The listing below is to be copied in full, line by line.
=== Begin Enclosure ===
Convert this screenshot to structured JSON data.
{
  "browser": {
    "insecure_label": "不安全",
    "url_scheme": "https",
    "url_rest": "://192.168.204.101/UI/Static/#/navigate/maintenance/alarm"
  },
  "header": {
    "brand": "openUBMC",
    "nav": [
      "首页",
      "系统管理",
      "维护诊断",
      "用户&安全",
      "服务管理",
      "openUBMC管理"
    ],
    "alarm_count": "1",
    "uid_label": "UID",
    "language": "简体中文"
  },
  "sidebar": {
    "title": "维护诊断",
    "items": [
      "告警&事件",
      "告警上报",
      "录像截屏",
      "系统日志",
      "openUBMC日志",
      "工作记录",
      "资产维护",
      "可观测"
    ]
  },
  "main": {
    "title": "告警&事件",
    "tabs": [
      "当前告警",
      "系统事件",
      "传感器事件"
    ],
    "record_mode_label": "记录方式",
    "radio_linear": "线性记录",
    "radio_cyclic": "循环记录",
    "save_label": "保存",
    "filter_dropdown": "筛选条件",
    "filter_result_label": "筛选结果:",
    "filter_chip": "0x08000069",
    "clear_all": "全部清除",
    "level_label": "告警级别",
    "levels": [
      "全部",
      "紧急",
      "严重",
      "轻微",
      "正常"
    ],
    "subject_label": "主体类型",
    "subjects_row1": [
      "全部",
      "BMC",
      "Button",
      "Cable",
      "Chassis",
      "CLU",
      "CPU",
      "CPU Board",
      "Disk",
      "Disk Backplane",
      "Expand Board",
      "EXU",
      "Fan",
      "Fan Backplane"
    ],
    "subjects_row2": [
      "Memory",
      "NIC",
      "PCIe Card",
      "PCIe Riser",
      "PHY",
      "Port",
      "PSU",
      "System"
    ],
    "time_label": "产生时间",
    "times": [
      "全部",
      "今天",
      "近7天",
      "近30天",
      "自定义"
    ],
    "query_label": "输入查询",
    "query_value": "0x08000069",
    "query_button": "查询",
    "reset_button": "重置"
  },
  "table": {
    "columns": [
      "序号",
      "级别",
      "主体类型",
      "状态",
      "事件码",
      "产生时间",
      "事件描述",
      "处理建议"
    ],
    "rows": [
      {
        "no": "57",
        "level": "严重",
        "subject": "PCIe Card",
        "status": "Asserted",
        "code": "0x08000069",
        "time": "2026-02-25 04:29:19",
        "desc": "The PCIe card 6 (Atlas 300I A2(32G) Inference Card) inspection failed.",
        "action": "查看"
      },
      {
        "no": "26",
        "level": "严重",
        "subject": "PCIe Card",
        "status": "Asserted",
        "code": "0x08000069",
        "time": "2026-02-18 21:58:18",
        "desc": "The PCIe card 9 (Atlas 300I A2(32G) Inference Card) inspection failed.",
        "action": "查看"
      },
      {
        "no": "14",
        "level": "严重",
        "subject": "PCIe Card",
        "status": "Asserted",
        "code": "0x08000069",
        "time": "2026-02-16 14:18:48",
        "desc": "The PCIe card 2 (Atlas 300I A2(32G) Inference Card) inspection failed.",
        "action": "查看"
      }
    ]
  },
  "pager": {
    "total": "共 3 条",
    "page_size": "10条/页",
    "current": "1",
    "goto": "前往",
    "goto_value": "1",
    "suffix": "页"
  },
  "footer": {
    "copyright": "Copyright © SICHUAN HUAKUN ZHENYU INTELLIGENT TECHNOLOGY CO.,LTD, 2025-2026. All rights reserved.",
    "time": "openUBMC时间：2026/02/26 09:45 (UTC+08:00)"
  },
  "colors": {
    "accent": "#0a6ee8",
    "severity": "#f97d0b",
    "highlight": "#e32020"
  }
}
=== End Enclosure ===
**SOLUTION TO THE EXERCISE**.
Convert this screenshot to structured JSON data.
{
  "browser": {
    "insecure_label": "不安全",
    "url_scheme": "https",
    "url_rest": "://192.168.204.101/UI/Static/#/navigate/maintenance/alarm"
  },
  "header": {
    "brand": "openUBMC",
    "nav": [
      "首页",
      "系统管理",
      "维护诊断",
      "用户&安全",
      "服务管理",
      "openUBMC管理"
    ],
    "alarm_count": "1",
    "uid_label": "UID",
    "language": "简体中文"
  },
  "sidebar": {
    "title": "维护诊断",
    "items": [
      "告警&事件",
      "告警上报",
      "录像截屏",
      "系统日志",
      "openUBMC日志",
      "工作记录",
      "资产维护",
      "可观测"
    ]
  },
  "main": {
    "title": "告警&事件",
    "tabs": [
      "当前告警",
      "系统事件",
      "传感器事件"
    ],
    "record_mode_label": "记录方式",
    "radio_linear": "线性记录",
    "radio_cyclic": "循环记录",
    "save_label": "保存",
    "filter_dropdown": "筛选条件",
    "filter_result_label": "筛选结果:",
    "filter_chip": "0x08000069",
    "clear_all": "全部清除",
    "level_label": "告警级别",
    "levels": [
      "全部",
      "紧急",
      "严重",
      "轻微",
      "正常"
    ],
    "subject_label": "主体类型",
    "subjects_row1": [
      "全部",
      "BMC",
      "Button",
      "Cable",
      "Chassis",
      "CLU",
      "CPU",
      "CPU Board",
      "Disk",
      "Disk Backplane",
      "Expand Board",
      "EXU",
      "Fan",
      "Fan Backplane"
    ],
    "subjects_row2": [
      "Memory",
      "NIC",
      "PCIe Card",
      "PCIe Riser",
      "PHY",
      "Port",
      "PSU",
      "System"
    ],
    "time_label": "产生时间",
    "times": [
      "全部",
      "今天",
      "近7天",
      "近30天",
      "自定义"
    ],
    "query_label": "输入查询",
    "query_value": "0x08000069",
    "query_button": "查询",
    "reset_button": "重置"
  },
  "table": {
    "columns": [
      "序号",
      "级别",
      "主体类型",
      "状态",
      "事件码",
      "产生时间",
      "事件描述",
      "处理建议"
    ],
    "rows": [
      {
        "no": "57",
        "level": "严重",
        "subject": "PCIe Card",
        "status": "Asserted",
        "code": "0x08000069",
        "time": "2026-02-25 04:29:19",
        "desc": "The PCIe card 6 (Atlas 300I A2(32G) Inference Card) inspection failed.",
        "action": "查看"
      },
      {
        "no": "26",
        "level": "严重",
        "subject": "PCIe Card",
        "status": "Asserted",
        "code": "0x08000069",
        "time": "2026-02-18 21:58:18",
        "desc": "The PCIe card 9 (Atlas 300I A2(32G) Inference Card) inspection failed.",
        "action": "查看"
      },
      {
        "no": "14",
        "level": "严重",
        "subject": "PCIe Card",
        "status": "Asserted",
        "code": "0x08000069",
        "time": "2026-02-16 14:18:48",
        "desc": "The PCIe card 2 (Atlas 300I A2(32G) Inference Card) inspection failed.",
        "action": "查看"
      }
    ]
  },
  "pager": {
    "total": "共 3 条",
    "page_size": "10条/页",
    "current": "1",
    "goto": "前往",
    "goto_value": "1",
    "suffix": "页"
  },
  "footer": {
    "copyright": "Copyright © SICHUAN HUAKUN ZHENYU INTELLIGENT TECHNOLOGY CO.,LTD, 2025-2026. All rights reserved.",
    "time": "openUBMC时间：2026/02/26 09:45 (UTC+08:00)"
  },
  "colors": {
    "accent": "#0a6ee8",
    "severity": "#f97d0b",
    "highlight": "#e32020"
  }
}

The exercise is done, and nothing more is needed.